As municipalities have taxed sugar-sweetened beverages and schools and worksites have banned their sales, university researchers have found that simple warning labels on such beverages in a college cafeteria helped students reduce their reported consumption of drinks by 14.5 percent. The results signal that such labels could reduce sugar consumption in larger settings.
“Sugar-sweetened beverages are a major driver of chronic disease. Health warning labels may reduce the intake of sugar-sweetened beverages, but the effectiveness of such labels in real-world settings is only beginning to be established,” said Jennifer Falbe, assistant professor of Nutrition and Human Development at University of California, Davis, who is a senior author of the study and designed the warning label used. “This experiment takes the evidence a step further by looking at young adult behavior in a setting that they frequent each day,” she said. The study was conducted by the University of Michigan School of Public Health and UC Davis.
Taking a cue from tobacco control efforts, researchers placed warning labels on beverage dispensers at a University of Michigan cafeteria for one semester in 2019. In language based on previous proposed California legislation, the bright yellow labels with a large triangle and exclamation mark state:
“Warning: Drinking beverages with added sugar(s) contributes to type 2 diabetes, heart disease, and tooth decay.” Two other cafeterias on campus — located geographically distant from the cafeteria with the labels — served as control sites, and displayed no warning labels.
Nearly 1,000 college students were contacted by email before and after the warning labels were implemented to ask them to participate in surveys with no specific mention of sugar-sweetened beverages. Participants were given a $10 gift card after completing each survey.
In total, 840 students across all cafeterias were included in the study. At the intervention site, consumption of sugar-sweetened drinks that had the warning label declined by 18.5 percent compared to a decline of 4.7 percent at the control sites at which no label was used.
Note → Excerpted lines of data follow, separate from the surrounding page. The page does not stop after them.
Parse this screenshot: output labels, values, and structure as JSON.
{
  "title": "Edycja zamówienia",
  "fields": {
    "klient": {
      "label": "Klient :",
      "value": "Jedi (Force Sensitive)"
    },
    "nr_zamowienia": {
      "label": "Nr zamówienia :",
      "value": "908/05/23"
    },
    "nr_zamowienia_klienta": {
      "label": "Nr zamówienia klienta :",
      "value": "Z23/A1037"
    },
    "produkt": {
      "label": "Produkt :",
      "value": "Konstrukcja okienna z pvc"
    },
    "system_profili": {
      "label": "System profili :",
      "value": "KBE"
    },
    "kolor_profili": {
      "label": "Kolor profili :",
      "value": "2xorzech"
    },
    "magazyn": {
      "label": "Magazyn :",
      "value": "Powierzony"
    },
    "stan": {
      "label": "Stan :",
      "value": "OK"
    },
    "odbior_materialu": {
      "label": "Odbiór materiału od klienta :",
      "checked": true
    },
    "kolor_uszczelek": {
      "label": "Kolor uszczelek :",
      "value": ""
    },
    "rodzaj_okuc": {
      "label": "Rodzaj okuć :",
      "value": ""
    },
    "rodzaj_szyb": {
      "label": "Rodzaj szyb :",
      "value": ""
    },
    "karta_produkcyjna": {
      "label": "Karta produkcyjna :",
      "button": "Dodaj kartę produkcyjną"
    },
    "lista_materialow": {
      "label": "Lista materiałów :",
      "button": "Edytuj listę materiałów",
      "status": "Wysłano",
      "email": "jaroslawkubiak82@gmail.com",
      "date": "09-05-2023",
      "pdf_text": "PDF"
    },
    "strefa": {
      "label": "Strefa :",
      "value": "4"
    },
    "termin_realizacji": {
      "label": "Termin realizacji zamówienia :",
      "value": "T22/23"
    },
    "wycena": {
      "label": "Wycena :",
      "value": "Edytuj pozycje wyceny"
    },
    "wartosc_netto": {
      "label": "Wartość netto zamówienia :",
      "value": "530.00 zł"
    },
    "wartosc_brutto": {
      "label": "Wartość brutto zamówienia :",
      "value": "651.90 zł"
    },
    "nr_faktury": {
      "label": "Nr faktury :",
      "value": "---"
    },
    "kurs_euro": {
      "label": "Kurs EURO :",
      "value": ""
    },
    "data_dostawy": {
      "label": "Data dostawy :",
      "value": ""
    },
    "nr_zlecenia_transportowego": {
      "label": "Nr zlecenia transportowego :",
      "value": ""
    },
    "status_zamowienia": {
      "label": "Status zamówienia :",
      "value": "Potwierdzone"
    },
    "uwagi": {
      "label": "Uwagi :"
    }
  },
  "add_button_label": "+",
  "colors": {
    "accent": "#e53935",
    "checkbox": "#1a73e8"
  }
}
Students exposed to the warning labels also reduced their consumption of 100-percent juice drinks by 21 percent even though, in the experiment, juices had not been labeled as sugar-sweetened beverages.
A tool to reduce sugar consumption
“The results of this study indicate that warning labels may be effective tools for reducing consumption of sugar-sweetened beverages, particularly beverages such as sweetened teas, pink lemonade and chocolate milk for which the sugar content is not immediately obvious or well known,” said Cindy Leung, assistant professor of Nutritional Sciences at the University of Michigan School of Public Health and lead author of the study.
“Sugar-sweetened beverages remain ubiquitous in retail and cafeteria settings. As we explore avenues to promote healthy food and beverage choices, warning labels are a potential tool to reduce their consumption that should be tested in other populations and other settings.” said Julia Wolfson, assistant professor of Health Management and Policy at the U-M School of Public Health and co-author of the study.
The study, “Warning Labels Reduce Sugar-Sweetened Beverage Intake among College Students,” was published last month in the Journal of Nutrition. Additional co-authors are Robert Hsu, Keith Soster and Steve Mangan, all of University of Michigan, Ann Arbor. Falbe teaches in the UC Davis Department of Human Ecology.
“These results provide evidence to inform future institutional strategies… and legislative efforts to use warning labels as a promising approach to SSB consumption,” the researchers concluded.
For instance, nine jurisdictions, including California, have introduced, at various times, sugar-sweetened beverage warning label legislation. “These laws could ensure that consumers have the necessary information to make informed choices,” Falbe said.
The research was funded by a grant from Poverty Solutions at the University of Michigan, the McNerney Award from the Department of Health Management and Policy at the University of Michigan School of Public Health, and the National Institutes of Health.